▶ [What is expected] Could you restate the entries below word for word?
____________
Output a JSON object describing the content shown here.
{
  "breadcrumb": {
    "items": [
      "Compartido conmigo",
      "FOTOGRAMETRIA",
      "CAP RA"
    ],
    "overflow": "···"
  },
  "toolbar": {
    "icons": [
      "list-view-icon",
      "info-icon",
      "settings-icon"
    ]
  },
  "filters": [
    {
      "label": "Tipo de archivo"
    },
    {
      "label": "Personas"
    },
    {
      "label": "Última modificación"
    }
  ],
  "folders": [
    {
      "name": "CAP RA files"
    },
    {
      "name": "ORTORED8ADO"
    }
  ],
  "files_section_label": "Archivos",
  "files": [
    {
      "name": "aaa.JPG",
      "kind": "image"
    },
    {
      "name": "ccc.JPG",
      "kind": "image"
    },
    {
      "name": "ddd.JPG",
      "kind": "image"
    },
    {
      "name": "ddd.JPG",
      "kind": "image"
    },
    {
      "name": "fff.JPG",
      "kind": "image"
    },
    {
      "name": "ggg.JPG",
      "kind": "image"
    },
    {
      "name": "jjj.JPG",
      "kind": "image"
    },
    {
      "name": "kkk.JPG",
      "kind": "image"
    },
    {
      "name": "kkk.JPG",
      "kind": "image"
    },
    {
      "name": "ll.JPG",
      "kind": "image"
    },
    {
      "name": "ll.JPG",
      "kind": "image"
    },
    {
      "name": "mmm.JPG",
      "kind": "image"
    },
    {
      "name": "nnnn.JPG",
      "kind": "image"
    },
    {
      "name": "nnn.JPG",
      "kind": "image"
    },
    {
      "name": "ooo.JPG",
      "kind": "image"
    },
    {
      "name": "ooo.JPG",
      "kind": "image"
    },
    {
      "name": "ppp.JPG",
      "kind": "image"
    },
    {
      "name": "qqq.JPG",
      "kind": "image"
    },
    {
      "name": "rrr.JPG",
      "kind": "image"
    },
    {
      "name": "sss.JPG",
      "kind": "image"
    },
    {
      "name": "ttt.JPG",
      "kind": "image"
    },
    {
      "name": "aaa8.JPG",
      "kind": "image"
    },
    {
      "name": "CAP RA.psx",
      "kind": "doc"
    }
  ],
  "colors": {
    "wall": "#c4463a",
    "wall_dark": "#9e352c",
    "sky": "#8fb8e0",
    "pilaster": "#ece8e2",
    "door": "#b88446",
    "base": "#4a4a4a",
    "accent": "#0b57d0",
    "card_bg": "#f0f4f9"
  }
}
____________
▶ [Answer section]
Output a JSON object describing the content shown here.
{
  "breadcrumb": {
    "items": [
      "Compartido conmigo",
      "FOTOGRAMETRIA",
      "CAP RA"
    ],
    "overflow": "···"
  },
  "toolbar": {
    "icons": [
      "list-view-icon",
      "info-icon",
      "settings-icon"
    ]
  },
  "filters": [
    {
      "label": "Tipo de archivo"
    },
    {
      "label": "Personas"
    },
    {
      "label": "Última modificación"
    }
  ],
  "folders": [
    {
      "name": "CAP RA files"
    },
    {
      "name": "ORTORED8ADO"
    }
  ],
  "files_section_label": "Archivos",
  "files": [
    {
      "name": "aaa.JPG",
      "kind": "image"
    },
    {
      "name": "ccc.JPG",
      "kind": "image"
    },
    {
      "name": "ddd.JPG",
      "kind": "image"
    },
    {
      "name": "ddd.JPG",
      "kind": "image"
    },
    {
      "name": "fff.JPG",
      "kind": "image"
    },
    {
      "name": "ggg.JPG",
      "kind": "image"
    },
    {
      "name": "jjj.JPG",
      "kind": "image"
    },
    {
      "name": "kkk.JPG",
      "kind": "image"
    },
    {
      "name": "kkk.JPG",
      "kind": "image"
    },
    {
      "name": "ll.JPG",
      "kind": "image"
    },
    {
      "name": "ll.JPG",
      "kind": "image"
    },
    {
      "name": "mmm.JPG",
      "kind": "image"
    },
    {
      "name": "nnnn.JPG",
      "kind": "image"
    },
    {
      "name": "nnn.JPG",
      "kind": "image"
    },
    {
      "name": "ooo.JPG",
      "kind": "image"
    },
    {
      "name": "ooo.JPG",
      "kind": "image"
    },
    {
      "name": "ppp.JPG",
      "kind": "image"
    },
    {
      "name": "qqq.JPG",
      "kind": "image"
    },
    {
      "name": "rrr.JPG",
      "kind": "image"
    },
    {
      "name": "sss.JPG",
      "kind": "image"
    },
    {
      "name": "ttt.JPG",
      "kind": "image"
    },
    {
      "name": "aaa8.JPG",
      "kind": "image"
    },
    {
      "name": "CAP RA.psx",
      "kind": "doc"
    }
  ],
  "colors": {
    "wall": "#c4463a",
    "wall_dark": "#9e352c",
    "sky": "#8fb8e0",
    "pilaster": "#ece8e2",
    "door": "#b88446",
    "base": "#4a4a4a",
    "accent": "#0b57d0",
    "card_bg": "#f0f4f9"
  }
}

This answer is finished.